Healthy coral reefs are one of the most valuable ecosystems on Earth. They provide billions of dollars in economic and environmental services, such as food, coastal protection, and tourism. However, coral ecosystems around the world face serious threats from a number of sources, including climate change, unsustainable fishing, land-based pollution, coastal development, disease, and invasive species. Recently, scientists have discovered that some of the chemicals found in sunscreen and other personal health products also threaten the health of coral reefs. Two of those studies, led by NOAA researchers and partners, are detailed below. How these, and other compounds, affect reef ecosystems remains an active area of research among scientists.
Effects of the Sunscreen UV Filter, Oxybenzone (Benzophenone-3)
In a 2016 study, a team of international scientists found that a common chemical in many sunscreen lotions and cosmetics is highly toxic to juvenile corals and other marine life. Oxybenzone, or BP-3, is found in more than 3,500 skin care products worldwide for protection against the sun’s harmful effects. The compound has been found entering the environment both through wastewater effluent and directly from swimmers wearing sunscreens.
The study, published in the journal Archives of Environmental Contamination and Toxicology, showed four major toxic effects in early, developing coral: increased susceptibility to bleaching; DNA damage (genotoxicity); abnormal skeleton growth (via endocrine disruption); and gross deformities of baby coral.
The authors of the study conclude that nontoxic oxybenzone alternatives are critical for protecting reefs and the exacerbating effects posed by climate change and bleaching.
Effects of the Skincare UV filter, Benzophenone-2
In a 2013 study, NOAA National Centers for Coastal Ocean Science researchers and their partners discovered that a sunscreen chemical commonly used in many soaps, cosmetics, and body fragrances is highly toxic to corals. The team’s data show that even very low concentrations of benzophenone-2, or BP-2, can quickly kill juvenile corals. BP-2 is an additive used in personal-care products since the 1960s to protect against the damaging effects of ultraviolet light.
The team also found that BP-2 causes colorful corals to bleach, and can potentially induce or increase the frequency of mutation in corals by causing damage to their DNA. BP-2 is not removed from most municipal wastewater treatment facilities.
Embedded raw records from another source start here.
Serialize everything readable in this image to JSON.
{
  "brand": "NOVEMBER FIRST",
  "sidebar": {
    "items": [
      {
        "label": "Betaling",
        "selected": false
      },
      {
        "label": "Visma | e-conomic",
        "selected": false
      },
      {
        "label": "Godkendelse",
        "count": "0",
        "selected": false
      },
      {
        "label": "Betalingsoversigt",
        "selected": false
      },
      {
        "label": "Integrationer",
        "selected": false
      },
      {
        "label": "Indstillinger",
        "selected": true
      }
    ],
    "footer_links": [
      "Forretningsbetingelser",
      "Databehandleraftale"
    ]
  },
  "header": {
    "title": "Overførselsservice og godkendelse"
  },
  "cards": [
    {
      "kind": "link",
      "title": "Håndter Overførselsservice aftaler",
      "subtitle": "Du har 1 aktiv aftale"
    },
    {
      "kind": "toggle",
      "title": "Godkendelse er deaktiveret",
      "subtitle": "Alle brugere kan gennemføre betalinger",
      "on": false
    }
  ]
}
This discharge is often directly released in coastal waters of the Caribbean and the Indo-Pacific, threatening near-shore coral reefs.
Although pollution is a major cause of coral reef degradation and is the easiest factor to mitigate, BP-2 as a pollutant has largely been ignored, according to C.A. Downs, lead author of the study.
“In the case of BP-2 pollution, there are a range of options that can be considered for reducing its impact to reefs—from working with manufacturers and innovating more environmentally sustainable products to educating consumers regarding product selection and product disposal,” he said.
The study was published in the December 2013 issue of Ecotoxicology.
Infographic Transcript: Sunscreen Chemicals and Marine Life
- How sunscreen chemicals enter our environment: The sunscreen you apply may not stay on your skin. When we swim or shower, sunscreen may wash off and enter our waterways.
- How sunscreen chemicals can affect marine life:
- Green Algae: Can impair growth and photosynthesis.
- Coral: Accumulates in tissues. Can induce bleaching, damage DNA, deform young, and even kill.
- Mussels: Can induce defects in young.
- Sea Urchins: Can damage immune and reproductive systems, and deform young.
- Fish: Can decrease fertility and reproduction, and cause female characteristics in male fish.
- Dolphins: Can accumulate in tissue and be transferred to young.
- Chemicals in sunscreens that can harm marine life include: Oxybenzone, Benzophenone-1, Benzophenone-8, OD-PABA, 4-Methylbenzylidene camphor, 3-Benzylidene camphor, nano-Titanium dioxide, nano-Zinc oxide
- How we can protect ourselves and marine life: Seek shade between 10 am & 2 pm, use Ultraviolet Protection Factor (UPF) sunwear, and choose sunscreens with chemicals that don’t harm marine life.